* _Work task_
Present the count of lines in the entries below that hold "mail", and present nothing else.

* _Given data_

⁂

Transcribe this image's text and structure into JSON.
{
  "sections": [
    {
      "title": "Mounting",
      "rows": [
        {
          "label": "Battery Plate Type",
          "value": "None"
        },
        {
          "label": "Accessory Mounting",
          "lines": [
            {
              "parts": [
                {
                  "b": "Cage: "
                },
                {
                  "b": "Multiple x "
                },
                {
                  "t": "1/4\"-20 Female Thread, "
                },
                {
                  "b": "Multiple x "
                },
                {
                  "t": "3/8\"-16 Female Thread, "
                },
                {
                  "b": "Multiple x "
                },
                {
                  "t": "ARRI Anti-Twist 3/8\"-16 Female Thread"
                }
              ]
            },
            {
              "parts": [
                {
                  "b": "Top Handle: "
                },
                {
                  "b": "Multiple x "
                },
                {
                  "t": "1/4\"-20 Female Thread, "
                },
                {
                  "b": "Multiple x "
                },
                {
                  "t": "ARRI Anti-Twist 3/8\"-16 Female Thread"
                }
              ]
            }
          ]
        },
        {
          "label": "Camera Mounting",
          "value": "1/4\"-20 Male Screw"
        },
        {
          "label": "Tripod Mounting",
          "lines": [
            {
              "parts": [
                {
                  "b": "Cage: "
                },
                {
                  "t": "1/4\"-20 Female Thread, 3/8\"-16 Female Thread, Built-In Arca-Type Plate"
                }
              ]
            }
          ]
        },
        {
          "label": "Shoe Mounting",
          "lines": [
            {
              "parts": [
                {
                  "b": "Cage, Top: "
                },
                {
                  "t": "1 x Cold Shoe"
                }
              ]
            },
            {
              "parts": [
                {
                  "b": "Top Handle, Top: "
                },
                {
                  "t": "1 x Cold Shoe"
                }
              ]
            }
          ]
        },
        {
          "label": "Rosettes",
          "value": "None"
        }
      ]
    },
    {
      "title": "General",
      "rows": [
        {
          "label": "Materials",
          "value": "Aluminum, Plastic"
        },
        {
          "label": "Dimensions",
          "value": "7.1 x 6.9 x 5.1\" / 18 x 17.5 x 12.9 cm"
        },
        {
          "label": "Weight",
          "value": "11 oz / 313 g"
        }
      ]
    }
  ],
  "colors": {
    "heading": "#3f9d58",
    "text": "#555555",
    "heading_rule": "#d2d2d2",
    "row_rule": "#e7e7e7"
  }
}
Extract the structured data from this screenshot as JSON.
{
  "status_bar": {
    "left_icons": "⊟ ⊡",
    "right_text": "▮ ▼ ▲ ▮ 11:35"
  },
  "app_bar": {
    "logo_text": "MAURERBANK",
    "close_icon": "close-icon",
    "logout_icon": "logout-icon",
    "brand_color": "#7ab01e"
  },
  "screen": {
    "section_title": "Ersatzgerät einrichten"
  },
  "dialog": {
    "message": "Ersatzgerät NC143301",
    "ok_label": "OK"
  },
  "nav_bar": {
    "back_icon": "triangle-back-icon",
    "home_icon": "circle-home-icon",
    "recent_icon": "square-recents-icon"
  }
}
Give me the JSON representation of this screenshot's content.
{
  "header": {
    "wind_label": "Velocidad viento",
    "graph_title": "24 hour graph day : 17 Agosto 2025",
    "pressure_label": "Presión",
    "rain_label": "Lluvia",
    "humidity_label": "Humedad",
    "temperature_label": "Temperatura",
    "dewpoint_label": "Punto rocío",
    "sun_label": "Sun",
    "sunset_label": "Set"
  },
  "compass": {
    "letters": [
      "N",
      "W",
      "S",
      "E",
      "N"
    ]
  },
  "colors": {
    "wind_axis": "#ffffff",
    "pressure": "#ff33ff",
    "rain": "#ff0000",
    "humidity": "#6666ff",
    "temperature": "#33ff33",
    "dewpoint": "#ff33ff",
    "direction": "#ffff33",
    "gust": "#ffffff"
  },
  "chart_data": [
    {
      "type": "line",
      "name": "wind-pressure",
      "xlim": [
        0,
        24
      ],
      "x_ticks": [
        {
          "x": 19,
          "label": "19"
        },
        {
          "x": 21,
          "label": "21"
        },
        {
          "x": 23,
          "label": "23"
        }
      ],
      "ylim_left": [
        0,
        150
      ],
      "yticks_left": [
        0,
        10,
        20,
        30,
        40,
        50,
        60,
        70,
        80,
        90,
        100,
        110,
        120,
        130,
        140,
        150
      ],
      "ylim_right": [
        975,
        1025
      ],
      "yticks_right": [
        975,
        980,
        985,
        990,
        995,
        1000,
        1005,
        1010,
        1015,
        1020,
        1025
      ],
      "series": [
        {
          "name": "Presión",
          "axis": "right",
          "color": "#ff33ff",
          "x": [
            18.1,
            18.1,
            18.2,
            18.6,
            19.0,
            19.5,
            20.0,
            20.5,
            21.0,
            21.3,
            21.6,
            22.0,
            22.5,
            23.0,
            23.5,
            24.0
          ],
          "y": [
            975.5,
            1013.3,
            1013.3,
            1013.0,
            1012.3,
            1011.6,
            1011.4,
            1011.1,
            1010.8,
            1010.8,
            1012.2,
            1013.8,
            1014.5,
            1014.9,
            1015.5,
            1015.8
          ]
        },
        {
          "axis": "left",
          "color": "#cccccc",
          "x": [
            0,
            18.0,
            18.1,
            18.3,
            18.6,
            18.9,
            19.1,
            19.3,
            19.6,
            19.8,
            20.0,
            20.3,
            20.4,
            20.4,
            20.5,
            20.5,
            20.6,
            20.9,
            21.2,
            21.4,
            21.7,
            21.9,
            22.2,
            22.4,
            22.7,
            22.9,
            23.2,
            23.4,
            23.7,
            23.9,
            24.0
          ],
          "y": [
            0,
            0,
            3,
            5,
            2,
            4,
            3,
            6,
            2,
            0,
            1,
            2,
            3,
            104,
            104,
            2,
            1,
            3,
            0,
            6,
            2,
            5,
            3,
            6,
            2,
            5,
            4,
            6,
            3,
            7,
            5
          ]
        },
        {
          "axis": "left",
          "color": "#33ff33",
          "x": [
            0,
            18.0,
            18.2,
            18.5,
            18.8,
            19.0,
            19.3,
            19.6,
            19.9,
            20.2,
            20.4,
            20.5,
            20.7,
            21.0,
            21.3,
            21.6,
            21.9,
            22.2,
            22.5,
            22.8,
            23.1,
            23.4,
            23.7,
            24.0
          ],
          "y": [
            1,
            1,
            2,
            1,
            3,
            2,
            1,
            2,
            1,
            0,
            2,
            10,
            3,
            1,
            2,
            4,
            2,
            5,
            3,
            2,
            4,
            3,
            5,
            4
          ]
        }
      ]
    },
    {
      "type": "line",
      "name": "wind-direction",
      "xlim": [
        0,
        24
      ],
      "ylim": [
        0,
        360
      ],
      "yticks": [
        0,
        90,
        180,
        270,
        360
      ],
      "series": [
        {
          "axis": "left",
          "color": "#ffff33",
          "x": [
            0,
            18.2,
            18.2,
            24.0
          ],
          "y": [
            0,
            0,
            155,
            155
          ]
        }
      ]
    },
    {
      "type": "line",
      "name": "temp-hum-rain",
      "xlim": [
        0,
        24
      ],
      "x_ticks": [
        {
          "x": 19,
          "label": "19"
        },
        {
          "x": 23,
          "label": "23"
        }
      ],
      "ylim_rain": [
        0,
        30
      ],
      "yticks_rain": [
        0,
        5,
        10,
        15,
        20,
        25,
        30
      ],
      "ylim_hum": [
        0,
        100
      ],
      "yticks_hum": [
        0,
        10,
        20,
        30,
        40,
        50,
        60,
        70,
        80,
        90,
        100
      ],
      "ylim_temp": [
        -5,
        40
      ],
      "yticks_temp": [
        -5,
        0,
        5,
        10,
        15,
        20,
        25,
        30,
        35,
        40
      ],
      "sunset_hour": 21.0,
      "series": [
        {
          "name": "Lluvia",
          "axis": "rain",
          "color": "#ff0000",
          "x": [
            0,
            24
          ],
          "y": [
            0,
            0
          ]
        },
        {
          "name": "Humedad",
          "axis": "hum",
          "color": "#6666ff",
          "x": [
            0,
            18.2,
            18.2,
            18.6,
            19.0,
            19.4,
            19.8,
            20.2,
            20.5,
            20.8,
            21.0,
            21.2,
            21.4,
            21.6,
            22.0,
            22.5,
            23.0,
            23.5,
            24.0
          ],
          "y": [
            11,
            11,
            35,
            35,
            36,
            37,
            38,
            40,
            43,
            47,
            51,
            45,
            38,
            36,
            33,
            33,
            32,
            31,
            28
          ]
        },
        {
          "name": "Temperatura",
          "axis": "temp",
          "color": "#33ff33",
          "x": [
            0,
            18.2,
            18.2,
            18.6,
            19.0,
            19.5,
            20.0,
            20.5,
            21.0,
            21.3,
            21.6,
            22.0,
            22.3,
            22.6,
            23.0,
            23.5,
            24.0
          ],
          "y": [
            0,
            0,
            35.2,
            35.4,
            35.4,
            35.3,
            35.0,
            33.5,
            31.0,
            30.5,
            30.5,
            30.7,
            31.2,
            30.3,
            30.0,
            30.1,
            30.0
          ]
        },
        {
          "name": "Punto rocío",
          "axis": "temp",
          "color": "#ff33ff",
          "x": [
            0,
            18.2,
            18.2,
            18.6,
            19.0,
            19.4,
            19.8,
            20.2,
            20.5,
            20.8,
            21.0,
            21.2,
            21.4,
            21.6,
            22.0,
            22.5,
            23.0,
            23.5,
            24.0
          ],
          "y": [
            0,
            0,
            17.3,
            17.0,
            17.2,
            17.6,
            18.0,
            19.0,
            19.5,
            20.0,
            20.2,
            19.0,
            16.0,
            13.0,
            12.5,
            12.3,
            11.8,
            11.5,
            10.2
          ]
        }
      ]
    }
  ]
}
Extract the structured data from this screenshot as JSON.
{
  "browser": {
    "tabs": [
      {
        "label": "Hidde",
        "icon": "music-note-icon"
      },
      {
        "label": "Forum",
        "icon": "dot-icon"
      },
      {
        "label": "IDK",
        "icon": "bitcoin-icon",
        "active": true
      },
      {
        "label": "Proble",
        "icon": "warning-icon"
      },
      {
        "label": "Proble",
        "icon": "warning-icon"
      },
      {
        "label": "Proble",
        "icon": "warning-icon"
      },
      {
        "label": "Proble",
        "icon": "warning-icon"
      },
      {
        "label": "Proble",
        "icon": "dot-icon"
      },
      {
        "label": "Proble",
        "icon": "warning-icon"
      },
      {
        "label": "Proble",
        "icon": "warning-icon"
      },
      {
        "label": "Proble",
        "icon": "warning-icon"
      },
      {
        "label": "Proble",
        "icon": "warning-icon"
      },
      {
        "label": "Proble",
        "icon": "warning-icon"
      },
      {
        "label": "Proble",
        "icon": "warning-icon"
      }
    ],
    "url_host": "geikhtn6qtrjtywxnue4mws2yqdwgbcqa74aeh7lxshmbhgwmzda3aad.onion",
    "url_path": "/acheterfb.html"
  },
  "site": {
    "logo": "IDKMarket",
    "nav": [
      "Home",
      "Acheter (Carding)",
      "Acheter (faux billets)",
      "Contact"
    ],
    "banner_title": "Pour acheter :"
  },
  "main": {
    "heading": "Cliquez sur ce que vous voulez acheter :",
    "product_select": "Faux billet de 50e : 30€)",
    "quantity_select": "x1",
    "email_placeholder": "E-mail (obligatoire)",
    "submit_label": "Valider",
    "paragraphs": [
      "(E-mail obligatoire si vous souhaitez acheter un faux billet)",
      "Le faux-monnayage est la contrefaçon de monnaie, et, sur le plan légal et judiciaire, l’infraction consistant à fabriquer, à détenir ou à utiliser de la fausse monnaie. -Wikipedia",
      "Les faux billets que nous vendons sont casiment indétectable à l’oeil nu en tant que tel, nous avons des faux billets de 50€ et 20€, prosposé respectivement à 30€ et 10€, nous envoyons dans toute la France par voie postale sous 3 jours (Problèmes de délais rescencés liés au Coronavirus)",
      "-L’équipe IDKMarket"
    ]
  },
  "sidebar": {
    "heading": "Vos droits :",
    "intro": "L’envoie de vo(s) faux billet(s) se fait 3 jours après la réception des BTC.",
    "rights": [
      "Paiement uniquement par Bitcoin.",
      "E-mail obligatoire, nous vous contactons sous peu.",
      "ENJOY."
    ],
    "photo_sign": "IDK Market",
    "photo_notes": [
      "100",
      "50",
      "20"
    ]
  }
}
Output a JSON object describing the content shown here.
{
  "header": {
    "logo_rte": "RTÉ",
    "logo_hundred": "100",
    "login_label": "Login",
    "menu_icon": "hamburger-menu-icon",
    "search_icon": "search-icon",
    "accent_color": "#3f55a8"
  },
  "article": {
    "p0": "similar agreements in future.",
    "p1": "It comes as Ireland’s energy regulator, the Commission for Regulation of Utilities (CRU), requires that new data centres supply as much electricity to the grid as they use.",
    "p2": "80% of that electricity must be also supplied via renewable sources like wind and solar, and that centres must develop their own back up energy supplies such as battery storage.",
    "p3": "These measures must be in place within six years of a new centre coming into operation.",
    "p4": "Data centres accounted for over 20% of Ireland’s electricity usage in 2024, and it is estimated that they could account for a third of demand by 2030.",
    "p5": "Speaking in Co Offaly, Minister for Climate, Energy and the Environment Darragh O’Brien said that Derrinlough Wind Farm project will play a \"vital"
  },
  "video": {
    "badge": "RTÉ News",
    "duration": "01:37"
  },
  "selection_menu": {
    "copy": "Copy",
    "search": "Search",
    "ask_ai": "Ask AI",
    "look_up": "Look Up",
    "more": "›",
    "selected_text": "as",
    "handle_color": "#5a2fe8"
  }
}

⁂

* _Your solution_
3